[[ GIVEN DATA open ]]
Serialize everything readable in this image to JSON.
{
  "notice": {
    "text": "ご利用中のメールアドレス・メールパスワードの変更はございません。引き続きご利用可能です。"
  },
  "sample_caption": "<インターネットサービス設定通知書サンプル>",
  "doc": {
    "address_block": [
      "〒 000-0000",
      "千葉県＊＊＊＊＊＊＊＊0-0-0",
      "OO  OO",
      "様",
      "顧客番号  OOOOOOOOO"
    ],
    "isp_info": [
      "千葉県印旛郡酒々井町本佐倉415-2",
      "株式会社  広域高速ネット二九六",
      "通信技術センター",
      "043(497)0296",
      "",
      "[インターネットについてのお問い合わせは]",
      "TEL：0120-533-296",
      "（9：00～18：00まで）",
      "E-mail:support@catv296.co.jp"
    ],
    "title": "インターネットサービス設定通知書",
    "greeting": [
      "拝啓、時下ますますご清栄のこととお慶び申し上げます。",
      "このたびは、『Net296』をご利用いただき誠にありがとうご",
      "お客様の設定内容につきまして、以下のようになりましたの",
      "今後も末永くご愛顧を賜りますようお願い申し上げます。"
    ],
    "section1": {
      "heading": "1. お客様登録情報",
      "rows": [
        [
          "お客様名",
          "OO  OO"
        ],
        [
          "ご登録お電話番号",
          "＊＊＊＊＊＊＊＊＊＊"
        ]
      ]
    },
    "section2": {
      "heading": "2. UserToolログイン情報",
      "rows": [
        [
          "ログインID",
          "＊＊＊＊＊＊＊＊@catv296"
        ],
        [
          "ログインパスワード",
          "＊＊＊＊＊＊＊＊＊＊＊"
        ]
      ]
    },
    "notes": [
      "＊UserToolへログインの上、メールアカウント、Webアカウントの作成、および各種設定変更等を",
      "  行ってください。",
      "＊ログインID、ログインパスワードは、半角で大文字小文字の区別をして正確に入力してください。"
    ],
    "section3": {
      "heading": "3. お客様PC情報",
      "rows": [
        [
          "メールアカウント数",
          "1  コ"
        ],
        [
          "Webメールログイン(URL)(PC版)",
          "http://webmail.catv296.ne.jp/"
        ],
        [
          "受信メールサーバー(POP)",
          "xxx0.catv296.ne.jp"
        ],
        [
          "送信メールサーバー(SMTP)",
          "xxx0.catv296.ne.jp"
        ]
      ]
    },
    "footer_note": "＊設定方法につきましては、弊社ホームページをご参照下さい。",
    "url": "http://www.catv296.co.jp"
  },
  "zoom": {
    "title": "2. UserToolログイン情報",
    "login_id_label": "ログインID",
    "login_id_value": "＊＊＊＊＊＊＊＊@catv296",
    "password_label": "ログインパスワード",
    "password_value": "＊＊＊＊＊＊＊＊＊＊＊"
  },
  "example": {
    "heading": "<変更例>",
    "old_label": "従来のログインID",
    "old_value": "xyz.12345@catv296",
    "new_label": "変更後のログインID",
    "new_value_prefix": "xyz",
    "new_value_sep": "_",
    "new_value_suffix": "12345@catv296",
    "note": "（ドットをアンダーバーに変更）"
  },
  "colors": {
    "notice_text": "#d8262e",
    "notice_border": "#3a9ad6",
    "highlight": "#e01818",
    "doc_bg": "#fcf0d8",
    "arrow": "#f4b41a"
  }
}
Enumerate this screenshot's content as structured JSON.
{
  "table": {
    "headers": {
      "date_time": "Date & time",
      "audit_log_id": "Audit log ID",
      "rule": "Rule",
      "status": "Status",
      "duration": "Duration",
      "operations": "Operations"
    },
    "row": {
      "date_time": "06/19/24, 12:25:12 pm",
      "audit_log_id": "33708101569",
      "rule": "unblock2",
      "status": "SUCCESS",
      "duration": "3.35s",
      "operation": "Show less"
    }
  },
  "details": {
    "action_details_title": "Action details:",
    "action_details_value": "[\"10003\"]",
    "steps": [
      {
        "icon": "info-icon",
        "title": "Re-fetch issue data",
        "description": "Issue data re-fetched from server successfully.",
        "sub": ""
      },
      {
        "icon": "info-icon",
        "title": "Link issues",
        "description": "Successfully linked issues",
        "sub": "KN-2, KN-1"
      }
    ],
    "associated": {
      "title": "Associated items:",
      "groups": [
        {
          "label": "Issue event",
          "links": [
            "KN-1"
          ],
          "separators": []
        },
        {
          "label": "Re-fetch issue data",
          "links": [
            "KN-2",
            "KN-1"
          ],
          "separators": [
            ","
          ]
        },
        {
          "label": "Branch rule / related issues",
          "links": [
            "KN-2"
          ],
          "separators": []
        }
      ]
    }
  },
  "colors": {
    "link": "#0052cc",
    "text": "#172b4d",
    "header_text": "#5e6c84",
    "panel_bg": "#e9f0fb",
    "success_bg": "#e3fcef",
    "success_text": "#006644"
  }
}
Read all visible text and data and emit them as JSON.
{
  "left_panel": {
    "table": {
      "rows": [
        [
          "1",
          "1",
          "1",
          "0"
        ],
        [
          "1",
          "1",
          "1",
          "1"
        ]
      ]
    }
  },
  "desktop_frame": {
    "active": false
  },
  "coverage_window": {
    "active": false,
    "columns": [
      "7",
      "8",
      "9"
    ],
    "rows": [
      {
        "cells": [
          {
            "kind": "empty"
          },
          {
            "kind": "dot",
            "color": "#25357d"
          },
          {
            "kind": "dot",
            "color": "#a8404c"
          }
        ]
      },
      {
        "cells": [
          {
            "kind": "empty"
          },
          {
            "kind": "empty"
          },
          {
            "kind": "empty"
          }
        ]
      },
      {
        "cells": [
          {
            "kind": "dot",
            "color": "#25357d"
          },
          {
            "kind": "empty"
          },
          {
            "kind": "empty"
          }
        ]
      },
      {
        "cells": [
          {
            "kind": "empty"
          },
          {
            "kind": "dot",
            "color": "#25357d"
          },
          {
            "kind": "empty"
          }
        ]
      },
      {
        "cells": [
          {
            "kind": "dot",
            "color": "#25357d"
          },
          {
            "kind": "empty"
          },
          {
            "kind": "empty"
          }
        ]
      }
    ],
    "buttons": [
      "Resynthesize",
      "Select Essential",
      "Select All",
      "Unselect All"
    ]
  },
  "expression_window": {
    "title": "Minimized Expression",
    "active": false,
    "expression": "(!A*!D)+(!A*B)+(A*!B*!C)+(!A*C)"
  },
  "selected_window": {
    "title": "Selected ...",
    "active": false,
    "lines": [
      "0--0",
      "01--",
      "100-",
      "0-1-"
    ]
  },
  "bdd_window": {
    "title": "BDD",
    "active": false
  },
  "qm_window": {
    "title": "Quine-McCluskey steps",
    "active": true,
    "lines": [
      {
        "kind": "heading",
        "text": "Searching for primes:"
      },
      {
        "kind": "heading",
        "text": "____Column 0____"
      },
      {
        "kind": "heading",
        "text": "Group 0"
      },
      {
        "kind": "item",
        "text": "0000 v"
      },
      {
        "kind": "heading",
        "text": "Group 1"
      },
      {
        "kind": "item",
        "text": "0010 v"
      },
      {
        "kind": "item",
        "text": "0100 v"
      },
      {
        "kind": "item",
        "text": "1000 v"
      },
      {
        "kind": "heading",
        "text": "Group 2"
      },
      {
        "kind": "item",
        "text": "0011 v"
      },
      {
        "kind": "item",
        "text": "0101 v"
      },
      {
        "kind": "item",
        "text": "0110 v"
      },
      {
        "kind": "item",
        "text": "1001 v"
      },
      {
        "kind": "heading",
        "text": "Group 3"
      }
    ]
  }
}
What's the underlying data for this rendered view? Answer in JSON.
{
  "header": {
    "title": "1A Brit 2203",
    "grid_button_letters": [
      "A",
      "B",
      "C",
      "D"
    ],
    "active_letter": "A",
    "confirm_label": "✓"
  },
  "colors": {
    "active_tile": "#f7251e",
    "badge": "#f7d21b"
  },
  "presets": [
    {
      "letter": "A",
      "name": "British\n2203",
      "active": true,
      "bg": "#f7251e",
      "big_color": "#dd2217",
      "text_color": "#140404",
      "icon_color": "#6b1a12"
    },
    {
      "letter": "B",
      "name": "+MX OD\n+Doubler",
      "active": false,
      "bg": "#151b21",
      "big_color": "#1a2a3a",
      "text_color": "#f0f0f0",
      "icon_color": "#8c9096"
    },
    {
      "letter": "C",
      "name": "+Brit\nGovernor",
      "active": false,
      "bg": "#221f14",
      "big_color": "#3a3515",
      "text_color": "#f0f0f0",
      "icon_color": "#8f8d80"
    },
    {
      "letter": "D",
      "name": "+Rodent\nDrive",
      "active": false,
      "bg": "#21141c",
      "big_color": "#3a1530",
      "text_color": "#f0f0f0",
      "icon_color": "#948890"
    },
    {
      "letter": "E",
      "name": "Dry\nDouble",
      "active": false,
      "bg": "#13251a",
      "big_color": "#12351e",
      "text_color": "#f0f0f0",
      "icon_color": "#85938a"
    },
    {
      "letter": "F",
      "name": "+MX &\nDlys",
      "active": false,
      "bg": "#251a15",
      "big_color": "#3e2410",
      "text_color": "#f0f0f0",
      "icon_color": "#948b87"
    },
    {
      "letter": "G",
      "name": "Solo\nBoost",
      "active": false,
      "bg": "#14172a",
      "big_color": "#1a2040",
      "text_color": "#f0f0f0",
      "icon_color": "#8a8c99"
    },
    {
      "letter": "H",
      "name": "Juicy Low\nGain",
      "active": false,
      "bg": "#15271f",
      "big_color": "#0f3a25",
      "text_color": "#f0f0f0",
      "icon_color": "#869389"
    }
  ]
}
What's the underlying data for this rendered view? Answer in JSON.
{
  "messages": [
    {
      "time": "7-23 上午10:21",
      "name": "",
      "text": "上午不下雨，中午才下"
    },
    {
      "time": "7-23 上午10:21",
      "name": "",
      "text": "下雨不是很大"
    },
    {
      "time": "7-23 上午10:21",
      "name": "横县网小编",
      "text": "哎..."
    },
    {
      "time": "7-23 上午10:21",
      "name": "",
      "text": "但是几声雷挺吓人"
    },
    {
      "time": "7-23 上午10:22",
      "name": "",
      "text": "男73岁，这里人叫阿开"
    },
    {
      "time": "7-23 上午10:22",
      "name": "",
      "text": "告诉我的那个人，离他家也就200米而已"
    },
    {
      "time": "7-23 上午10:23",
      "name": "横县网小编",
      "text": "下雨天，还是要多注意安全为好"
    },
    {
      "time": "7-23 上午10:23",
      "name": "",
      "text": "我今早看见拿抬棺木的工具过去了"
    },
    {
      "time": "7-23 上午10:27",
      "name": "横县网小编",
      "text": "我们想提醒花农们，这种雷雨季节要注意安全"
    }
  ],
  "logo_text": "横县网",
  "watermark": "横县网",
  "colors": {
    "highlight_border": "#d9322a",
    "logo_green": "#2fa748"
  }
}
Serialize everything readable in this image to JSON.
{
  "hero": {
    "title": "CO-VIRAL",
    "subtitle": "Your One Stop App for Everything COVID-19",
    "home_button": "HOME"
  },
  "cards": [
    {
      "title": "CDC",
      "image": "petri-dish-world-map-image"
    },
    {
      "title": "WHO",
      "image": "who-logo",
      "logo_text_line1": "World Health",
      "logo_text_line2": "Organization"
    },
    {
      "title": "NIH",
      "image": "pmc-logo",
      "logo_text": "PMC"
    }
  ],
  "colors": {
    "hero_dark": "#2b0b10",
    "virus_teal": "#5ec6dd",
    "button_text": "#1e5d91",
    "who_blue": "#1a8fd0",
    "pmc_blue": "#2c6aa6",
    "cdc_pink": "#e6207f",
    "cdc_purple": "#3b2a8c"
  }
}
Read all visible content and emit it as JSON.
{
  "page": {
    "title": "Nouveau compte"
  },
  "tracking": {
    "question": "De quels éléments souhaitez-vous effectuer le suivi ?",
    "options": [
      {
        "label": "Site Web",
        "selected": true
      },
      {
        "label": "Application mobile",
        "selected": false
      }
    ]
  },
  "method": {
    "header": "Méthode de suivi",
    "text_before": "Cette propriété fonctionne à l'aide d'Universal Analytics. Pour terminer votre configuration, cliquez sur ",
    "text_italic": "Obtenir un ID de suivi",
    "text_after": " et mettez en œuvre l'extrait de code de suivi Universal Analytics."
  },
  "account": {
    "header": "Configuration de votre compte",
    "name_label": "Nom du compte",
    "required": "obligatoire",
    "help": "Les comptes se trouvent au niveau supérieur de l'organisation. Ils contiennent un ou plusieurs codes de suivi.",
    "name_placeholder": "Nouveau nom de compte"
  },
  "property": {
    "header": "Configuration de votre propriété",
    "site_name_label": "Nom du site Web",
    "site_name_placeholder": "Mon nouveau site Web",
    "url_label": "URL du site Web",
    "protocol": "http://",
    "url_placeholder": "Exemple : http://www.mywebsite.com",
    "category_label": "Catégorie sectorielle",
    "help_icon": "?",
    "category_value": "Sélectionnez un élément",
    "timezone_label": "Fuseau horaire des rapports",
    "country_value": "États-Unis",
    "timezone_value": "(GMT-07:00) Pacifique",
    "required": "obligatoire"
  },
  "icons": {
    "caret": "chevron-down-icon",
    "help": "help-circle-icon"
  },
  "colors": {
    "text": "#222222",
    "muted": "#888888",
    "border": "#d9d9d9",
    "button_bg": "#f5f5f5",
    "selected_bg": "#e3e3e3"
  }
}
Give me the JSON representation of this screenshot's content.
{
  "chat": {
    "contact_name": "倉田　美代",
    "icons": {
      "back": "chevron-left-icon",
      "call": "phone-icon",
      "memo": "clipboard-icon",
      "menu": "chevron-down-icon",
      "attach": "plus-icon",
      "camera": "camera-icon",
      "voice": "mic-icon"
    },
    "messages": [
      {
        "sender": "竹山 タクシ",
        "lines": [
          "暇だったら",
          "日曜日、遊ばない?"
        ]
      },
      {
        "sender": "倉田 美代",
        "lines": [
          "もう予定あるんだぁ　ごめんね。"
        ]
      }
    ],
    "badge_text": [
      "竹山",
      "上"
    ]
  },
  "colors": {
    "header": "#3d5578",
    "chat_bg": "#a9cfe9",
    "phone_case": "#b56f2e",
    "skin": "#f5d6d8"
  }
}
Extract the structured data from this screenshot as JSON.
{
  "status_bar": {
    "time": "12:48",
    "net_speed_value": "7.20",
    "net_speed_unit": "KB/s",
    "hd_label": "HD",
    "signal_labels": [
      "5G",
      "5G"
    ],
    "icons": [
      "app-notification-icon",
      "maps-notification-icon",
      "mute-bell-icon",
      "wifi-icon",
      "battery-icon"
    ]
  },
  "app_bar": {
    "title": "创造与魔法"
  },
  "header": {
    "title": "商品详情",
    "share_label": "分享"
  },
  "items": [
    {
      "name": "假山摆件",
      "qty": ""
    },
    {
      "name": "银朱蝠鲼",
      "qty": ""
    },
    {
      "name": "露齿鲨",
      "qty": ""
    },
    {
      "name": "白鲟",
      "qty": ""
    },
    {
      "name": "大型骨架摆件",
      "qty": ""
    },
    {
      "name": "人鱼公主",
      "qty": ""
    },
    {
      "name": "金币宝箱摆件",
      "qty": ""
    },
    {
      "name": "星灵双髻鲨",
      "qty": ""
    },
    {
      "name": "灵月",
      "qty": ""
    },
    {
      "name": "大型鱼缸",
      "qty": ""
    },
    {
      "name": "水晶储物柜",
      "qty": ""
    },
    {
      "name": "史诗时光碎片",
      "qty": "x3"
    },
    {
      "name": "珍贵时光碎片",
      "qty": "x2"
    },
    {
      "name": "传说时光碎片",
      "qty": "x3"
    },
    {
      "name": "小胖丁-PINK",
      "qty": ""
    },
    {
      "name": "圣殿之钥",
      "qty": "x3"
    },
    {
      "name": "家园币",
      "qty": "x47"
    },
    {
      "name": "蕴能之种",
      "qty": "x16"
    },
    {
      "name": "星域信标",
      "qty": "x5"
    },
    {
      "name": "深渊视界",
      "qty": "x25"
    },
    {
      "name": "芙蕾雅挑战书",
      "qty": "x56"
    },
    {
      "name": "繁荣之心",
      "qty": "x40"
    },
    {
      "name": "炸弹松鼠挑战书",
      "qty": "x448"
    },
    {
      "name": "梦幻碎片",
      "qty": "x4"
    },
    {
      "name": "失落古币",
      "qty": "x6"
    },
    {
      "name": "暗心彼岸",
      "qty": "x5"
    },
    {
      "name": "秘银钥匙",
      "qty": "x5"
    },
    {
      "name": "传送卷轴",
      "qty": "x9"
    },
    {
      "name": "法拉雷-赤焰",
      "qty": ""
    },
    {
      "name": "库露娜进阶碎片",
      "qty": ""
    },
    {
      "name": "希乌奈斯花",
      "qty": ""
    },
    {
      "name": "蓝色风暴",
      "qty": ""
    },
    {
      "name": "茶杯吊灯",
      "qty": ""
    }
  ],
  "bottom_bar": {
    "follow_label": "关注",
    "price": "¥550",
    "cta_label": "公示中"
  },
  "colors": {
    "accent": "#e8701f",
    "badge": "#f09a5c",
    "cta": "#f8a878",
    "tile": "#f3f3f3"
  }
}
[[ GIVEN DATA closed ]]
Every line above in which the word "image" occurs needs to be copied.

Serialize everything readable in this image to JSON.
Serialize everything readable in this image to JSON.
      "image": "petri-dish-world-map-image"
      "image": "who-logo",
      "image": "pmc-logo",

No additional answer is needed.